→ **Exercise instructions**
Down to the last line, reproduce the data below exactly.

(Stored entries)
**********

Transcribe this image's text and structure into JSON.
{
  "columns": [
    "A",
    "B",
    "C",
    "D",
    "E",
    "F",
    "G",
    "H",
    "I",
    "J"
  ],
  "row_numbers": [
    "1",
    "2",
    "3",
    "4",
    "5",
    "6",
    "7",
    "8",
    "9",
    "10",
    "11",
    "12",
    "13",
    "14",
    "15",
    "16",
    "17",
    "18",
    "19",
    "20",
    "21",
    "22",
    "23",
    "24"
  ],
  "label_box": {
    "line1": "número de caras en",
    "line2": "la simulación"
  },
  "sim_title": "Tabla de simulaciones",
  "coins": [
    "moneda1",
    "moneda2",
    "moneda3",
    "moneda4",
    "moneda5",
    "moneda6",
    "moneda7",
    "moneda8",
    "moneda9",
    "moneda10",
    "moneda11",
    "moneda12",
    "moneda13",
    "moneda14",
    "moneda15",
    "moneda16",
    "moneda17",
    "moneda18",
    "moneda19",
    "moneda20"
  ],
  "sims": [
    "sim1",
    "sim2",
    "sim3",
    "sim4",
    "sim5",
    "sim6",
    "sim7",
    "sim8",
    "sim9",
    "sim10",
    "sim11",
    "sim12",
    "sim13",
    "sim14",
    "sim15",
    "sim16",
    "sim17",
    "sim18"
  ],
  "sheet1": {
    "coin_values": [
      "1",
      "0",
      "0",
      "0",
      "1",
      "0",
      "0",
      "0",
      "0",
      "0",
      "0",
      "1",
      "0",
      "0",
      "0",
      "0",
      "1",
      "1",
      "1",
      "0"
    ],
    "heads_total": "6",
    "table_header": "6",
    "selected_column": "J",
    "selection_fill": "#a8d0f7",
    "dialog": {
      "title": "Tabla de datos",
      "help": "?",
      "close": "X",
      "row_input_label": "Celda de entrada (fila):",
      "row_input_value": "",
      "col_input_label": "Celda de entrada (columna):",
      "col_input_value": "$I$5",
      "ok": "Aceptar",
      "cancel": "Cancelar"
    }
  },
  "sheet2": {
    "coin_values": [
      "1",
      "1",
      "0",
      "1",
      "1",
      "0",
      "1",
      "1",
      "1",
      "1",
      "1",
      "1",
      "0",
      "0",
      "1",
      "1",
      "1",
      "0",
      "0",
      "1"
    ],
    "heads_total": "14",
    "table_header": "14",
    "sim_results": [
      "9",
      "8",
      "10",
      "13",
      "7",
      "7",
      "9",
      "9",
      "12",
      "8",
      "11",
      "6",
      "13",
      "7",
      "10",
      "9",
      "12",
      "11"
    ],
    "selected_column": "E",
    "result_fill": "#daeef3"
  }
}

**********

→ **Solution to the exercise**
Transcribe this image's text and structure into JSON.
{
  "columns": [
    "A",
    "B",
    "C",
    "D",
    "E",
    "F",
    "G",
    "H",
    "I",
    "J"
  ],
  "row_numbers": [
    "1",
    "2",
    "3",
    "4",
    "5",
    "6",
    "7",
    "8",
    "9",
    "10",
    "11",
    "12",
    "13",
    "14",
    "15",
    "16",
    "17",
    "18",
    "19",
    "20",
    "21",
    "22",
    "23",
    "24"
  ],
  "label_box": {
    "line1": "número de caras en",
    "line2": "la simulación"
  },
  "sim_title": "Tabla de simulaciones",
  "coins": [
    "moneda1",
    "moneda2",
    "moneda3",
    "moneda4",
    "moneda5",
    "moneda6",
    "moneda7",
    "moneda8",
    "moneda9",
    "moneda10",
    "moneda11",
    "moneda12",
    "moneda13",
    "moneda14",
    "moneda15",
    "moneda16",
    "moneda17",
    "moneda18",
    "moneda19",
    "moneda20"
  ],
  "sims": [
    "sim1",
    "sim2",
    "sim3",
    "sim4",
    "sim5",
    "sim6",
    "sim7",
    "sim8",
    "sim9",
    "sim10",
    "sim11",
    "sim12",
    "sim13",
    "sim14",
    "sim15",
    "sim16",
    "sim17",
    "sim18"
  ],
  "sheet1": {
    "coin_values": [
      "1",
      "0",
      "0",
      "0",
      "1",
      "0",
      "0",
      "0",
      "0",
      "0",
      "0",
      "1",
      "0",
      "0",
      "0",
      "0",
      "1",
      "1",
      "1",
      "0"
    ],
    "heads_total": "6",
    "table_header": "6",
    "selected_column": "J",
    "selection_fill": "#a8d0f7",
    "dialog": {
      "title": "Tabla de datos",
      "help": "?",
      "close": "X",
      "row_input_label": "Celda de entrada (fila):",
      "row_input_value": "",
      "col_input_label": "Celda de entrada (columna):",
      "col_input_value": "$I$5",
      "ok": "Aceptar",
      "cancel": "Cancelar"
    }
  },
  "sheet2": {
    "coin_values": [
      "1",
      "1",
      "0",
      "1",
      "1",
      "0",
      "1",
      "1",
      "1",
      "1",
      "1",
      "1",
      "0",
      "0",
      "1",
      "1",
      "1",
      "0",
      "0",
      "1"
    ],
    "heads_total": "14",
    "table_header": "14",
    "sim_results": [
      "9",
      "8",
      "10",
      "13",
      "7",
      "7",
      "9",
      "9",
      "12",
      "8",
      "11",
      "6",
      "13",
      "7",
      "10",
      "9",
      "12",
      "11"
    ],
    "selected_column": "E",
    "result_fill": "#daeef3"
  }
}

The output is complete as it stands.